In 2013, the FDA approved topical application of brimonidine 0.33% (Mirvaso) for facial erythema or rosacea.

Mechanism of action

Brimonidine is an α2 adrenergic agonist.

Alpha 2 agonists, through the activation of a G protein-coupled receptor, inhibit the activity of adenylate cyclase. This reduces cAMP and hence aqueous humour production by the ciliary body.

Peripheral alpha 2 agonist activity results in vasoconstriction of blood vessels (as opposed to central alpha 2 agonist activity that decreases sympathetic tone, as can be seen by the medication clonidine). This vasoconstriction may explain the acute reduction in aqueous humor flow. The increased uveoscleral outflow from prolonged use may be explained by increased prostaglandin release due to alpha adrenergic stimulation. This may lead to relaxed ciliary muscle and increased uveoscleral outflow.[2]

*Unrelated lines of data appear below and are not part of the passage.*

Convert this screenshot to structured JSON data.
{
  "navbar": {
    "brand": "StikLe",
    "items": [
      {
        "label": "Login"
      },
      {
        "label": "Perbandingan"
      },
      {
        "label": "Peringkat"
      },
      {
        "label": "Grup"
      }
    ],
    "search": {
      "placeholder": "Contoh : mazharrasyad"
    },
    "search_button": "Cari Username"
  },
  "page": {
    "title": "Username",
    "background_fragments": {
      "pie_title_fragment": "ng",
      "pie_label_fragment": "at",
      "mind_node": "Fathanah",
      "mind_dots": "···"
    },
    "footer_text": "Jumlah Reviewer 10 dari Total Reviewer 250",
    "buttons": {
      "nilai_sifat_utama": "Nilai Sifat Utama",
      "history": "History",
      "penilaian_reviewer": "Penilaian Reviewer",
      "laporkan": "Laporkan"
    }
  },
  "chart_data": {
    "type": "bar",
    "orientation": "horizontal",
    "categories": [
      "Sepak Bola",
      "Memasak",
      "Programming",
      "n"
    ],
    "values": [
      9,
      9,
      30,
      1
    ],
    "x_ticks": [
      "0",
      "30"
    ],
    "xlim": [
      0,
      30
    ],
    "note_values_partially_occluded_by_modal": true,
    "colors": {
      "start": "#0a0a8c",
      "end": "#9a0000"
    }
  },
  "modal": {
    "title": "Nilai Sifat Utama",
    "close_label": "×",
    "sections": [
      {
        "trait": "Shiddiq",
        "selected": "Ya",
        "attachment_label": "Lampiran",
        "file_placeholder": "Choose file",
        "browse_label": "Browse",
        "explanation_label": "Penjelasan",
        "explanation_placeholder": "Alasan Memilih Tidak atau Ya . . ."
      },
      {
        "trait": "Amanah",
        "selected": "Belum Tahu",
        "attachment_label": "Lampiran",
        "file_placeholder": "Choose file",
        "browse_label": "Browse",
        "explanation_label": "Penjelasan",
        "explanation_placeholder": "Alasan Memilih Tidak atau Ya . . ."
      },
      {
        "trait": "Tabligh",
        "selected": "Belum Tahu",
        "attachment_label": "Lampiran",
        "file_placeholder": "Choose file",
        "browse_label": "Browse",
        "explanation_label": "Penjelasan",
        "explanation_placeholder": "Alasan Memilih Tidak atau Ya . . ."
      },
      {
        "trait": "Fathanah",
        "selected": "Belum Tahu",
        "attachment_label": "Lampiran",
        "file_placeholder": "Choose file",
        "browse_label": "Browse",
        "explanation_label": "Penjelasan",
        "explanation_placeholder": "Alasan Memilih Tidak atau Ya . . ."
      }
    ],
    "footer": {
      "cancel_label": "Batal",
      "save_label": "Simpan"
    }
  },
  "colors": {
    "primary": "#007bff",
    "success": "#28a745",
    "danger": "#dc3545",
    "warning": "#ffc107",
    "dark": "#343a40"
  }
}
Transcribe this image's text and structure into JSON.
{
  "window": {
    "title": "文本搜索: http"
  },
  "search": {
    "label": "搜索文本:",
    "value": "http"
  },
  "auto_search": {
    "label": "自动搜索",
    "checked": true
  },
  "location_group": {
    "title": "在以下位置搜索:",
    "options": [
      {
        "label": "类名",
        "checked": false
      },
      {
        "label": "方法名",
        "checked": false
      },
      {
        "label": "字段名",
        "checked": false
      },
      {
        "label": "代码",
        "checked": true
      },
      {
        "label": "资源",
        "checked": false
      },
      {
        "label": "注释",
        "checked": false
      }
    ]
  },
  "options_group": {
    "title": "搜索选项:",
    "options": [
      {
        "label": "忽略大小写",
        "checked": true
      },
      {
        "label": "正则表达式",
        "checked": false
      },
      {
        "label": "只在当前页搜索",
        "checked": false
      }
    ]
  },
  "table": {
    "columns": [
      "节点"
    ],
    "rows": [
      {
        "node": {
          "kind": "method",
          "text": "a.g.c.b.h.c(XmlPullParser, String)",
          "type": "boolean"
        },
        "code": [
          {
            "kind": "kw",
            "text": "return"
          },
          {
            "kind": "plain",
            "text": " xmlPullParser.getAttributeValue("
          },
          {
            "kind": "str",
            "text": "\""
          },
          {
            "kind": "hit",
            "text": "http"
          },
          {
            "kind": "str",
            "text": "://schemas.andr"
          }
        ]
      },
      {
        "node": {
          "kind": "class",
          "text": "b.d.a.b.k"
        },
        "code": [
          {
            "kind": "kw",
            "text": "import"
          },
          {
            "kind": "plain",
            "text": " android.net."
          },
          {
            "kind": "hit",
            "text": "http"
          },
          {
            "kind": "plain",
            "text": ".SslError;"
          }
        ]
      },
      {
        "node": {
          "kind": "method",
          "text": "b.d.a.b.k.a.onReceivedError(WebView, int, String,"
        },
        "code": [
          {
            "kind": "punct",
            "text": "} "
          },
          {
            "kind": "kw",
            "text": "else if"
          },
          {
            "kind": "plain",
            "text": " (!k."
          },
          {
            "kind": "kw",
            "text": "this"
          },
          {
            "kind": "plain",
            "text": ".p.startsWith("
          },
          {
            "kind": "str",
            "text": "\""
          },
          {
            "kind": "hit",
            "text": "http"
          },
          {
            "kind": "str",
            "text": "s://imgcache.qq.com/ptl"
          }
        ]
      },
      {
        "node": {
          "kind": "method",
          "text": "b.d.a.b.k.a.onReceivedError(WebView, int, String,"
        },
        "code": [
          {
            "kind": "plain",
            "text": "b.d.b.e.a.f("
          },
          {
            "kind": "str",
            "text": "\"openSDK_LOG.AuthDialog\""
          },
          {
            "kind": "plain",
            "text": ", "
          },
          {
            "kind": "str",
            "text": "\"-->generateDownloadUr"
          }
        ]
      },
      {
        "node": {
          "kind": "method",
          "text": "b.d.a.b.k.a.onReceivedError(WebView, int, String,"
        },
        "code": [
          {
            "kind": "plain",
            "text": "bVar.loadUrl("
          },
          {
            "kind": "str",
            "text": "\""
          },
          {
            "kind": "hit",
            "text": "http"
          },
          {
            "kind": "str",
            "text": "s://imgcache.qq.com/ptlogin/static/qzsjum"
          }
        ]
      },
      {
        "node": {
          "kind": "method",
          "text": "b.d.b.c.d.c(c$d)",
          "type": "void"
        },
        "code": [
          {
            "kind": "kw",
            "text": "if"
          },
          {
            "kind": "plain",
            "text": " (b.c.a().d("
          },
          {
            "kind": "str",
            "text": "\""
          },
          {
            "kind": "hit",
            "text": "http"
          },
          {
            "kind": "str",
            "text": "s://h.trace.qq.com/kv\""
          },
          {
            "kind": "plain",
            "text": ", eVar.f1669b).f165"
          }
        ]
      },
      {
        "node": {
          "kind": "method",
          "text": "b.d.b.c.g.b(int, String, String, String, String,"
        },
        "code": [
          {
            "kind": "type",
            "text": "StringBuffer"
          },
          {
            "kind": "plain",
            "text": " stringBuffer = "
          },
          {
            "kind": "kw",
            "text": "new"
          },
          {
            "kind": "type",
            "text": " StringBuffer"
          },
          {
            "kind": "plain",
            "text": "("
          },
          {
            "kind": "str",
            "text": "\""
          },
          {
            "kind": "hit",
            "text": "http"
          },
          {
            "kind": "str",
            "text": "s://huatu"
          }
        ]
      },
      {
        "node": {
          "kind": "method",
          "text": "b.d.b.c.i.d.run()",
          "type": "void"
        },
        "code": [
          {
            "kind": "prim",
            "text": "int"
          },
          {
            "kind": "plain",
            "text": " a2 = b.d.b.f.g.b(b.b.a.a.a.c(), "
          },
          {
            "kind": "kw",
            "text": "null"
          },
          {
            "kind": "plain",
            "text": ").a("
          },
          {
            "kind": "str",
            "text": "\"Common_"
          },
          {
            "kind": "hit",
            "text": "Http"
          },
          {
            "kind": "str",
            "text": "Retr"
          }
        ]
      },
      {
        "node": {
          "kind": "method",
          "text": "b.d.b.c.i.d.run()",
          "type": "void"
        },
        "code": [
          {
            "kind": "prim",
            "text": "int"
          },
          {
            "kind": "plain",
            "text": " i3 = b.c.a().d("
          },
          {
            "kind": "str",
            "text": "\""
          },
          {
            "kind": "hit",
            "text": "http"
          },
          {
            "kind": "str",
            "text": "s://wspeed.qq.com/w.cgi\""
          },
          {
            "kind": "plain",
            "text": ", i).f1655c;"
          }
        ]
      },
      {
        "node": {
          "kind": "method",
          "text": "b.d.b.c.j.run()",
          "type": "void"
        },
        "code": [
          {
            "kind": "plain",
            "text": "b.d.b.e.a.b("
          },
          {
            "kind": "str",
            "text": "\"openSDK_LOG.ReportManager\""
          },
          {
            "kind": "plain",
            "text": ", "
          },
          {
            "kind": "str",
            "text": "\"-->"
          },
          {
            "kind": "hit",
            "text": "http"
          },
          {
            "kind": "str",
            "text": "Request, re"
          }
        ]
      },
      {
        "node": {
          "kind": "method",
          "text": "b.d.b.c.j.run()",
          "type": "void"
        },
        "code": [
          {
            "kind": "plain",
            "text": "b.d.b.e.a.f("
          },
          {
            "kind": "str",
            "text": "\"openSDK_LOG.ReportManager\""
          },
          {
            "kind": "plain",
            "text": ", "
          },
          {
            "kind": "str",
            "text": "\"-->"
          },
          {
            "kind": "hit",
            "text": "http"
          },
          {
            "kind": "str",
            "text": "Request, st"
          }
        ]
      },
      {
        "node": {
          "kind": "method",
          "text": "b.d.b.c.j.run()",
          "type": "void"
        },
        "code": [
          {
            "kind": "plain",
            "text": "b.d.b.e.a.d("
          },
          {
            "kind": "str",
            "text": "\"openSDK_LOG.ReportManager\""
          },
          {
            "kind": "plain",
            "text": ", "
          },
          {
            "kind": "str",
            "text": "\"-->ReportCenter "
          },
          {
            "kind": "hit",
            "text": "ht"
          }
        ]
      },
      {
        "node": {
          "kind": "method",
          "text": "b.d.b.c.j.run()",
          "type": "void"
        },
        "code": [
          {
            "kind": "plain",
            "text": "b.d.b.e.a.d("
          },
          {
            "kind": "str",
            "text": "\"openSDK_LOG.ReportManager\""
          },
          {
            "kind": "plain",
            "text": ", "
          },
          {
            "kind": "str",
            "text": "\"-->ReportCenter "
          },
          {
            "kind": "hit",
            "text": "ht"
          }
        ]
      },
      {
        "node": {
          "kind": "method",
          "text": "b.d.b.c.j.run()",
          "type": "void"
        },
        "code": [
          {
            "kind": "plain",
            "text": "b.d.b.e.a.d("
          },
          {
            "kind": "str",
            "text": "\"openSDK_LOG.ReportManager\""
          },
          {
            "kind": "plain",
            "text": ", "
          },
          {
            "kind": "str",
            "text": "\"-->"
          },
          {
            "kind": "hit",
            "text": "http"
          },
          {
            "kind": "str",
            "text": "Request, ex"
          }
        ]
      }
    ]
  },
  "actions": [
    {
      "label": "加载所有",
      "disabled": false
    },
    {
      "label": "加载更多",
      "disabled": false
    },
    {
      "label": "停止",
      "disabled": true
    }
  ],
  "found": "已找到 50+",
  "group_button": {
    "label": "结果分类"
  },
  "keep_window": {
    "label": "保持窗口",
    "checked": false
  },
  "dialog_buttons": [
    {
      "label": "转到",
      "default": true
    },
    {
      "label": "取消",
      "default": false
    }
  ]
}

References

  1. ^ Sena DF, Lindsley K (2013). "Neuroprotection for treatment of glaucoma in adults". Cochrane Database Syst Rev 2: CD006539.  
  2. ^ Toris, C.; Camras, C.; Yablonski, M. (1999). "Acute versus chronic effects of brimonidine on aqueous humor dynamics in ocular hypertensive patients". American journal of ophthalmology 128 (1): 8–14.  
  • Mosby's Drug Guide for Nurses (7th edition; Skidmore) 2007.

External links

  • Alphagan P product website
  • Alphagan P prescribing information